YOUR INSTRUCTIONS
Pictures aside, each record should be reproduced exactly.

PROVIDED DATA
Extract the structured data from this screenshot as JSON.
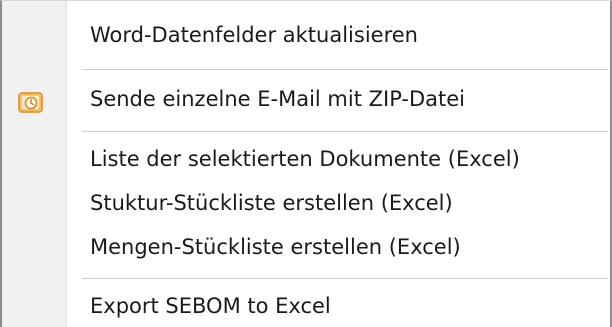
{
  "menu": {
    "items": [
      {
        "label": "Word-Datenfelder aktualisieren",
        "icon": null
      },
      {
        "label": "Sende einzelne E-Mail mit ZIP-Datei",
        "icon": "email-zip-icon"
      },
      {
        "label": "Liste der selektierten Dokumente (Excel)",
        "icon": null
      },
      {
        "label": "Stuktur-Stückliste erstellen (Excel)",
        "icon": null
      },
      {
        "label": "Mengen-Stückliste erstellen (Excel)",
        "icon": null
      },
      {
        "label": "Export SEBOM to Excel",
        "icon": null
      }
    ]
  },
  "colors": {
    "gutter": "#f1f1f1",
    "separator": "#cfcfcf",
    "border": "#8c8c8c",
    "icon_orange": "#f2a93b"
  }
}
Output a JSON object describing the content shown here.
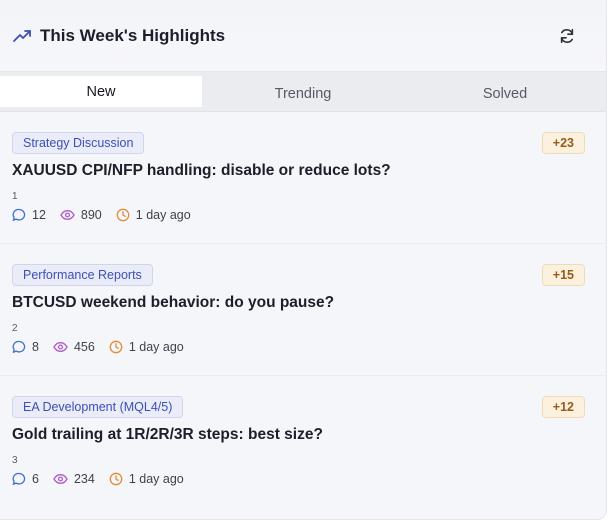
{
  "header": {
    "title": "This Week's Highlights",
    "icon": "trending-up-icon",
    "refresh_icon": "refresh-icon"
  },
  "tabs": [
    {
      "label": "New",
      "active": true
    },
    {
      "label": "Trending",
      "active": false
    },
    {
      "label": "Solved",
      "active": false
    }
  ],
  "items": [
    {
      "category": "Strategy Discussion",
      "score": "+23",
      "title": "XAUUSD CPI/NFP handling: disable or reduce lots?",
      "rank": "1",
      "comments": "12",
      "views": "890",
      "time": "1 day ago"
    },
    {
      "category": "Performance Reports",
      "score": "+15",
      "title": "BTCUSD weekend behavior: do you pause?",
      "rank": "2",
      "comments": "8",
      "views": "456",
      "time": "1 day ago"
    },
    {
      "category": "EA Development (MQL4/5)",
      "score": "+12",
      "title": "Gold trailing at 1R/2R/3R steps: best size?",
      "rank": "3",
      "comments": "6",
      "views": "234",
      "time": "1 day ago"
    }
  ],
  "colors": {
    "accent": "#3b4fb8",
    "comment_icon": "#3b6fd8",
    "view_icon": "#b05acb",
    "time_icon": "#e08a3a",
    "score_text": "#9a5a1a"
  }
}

WRITTEN RESPONSE
Extract the structured data from this screenshot as JSON.
{
  "menu": {
    "items": [
      {
        "label": "Word-Datenfelder aktualisieren",
        "icon": null
      },
      {
        "label": "Sende einzelne E-Mail mit ZIP-Datei",
        "icon": "email-zip-icon"
      },
      {
        "label": "Liste der selektierten Dokumente (Excel)",
        "icon": null
      },
      {
        "label": "Stuktur-Stückliste erstellen (Excel)",
        "icon": null
      },
      {
        "label": "Mengen-Stückliste erstellen (Excel)",
        "icon": null
      },
      {
        "label": "Export SEBOM to Excel",
        "icon": null
      }
    ]
  },
  "colors": {
    "gutter": "#f1f1f1",
    "separator": "#cfcfcf",
    "border": "#8c8c8c",
    "icon_orange": "#f2a93b"
  }
}
Output a JSON object describing the content shown here.
{
  "header": {
    "title": "This Week's Highlights",
    "icon": "trending-up-icon",
    "refresh_icon": "refresh-icon"
  },
  "tabs": [
    {
      "label": "New",
      "active": true
    },
    {
      "label": "Trending",
      "active": false
    },
    {
      "label": "Solved",
      "active": false
    }
  ],
  "items": [
    {
      "category": "Strategy Discussion",
      "score": "+23",
      "title": "XAUUSD CPI/NFP handling: disable or reduce lots?",
      "rank": "1",
      "comments": "12",
      "views": "890",
      "time": "1 day ago"
    },
    {
      "category": "Performance Reports",
      "score": "+15",
      "title": "BTCUSD weekend behavior: do you pause?",
      "rank": "2",
      "comments": "8",
      "views": "456",
      "time": "1 day ago"
    },
    {
      "category": "EA Development (MQL4/5)",
      "score": "+12",
      "title": "Gold trailing at 1R/2R/3R steps: best size?",
      "rank": "3",
      "comments": "6",
      "views": "234",
      "time": "1 day ago"
    }
  ],
  "colors": {
    "accent": "#3b4fb8",
    "comment_icon": "#3b6fd8",
    "view_icon": "#b05acb",
    "time_icon": "#e08a3a",
    "score_text": "#9a5a1a"
  }
}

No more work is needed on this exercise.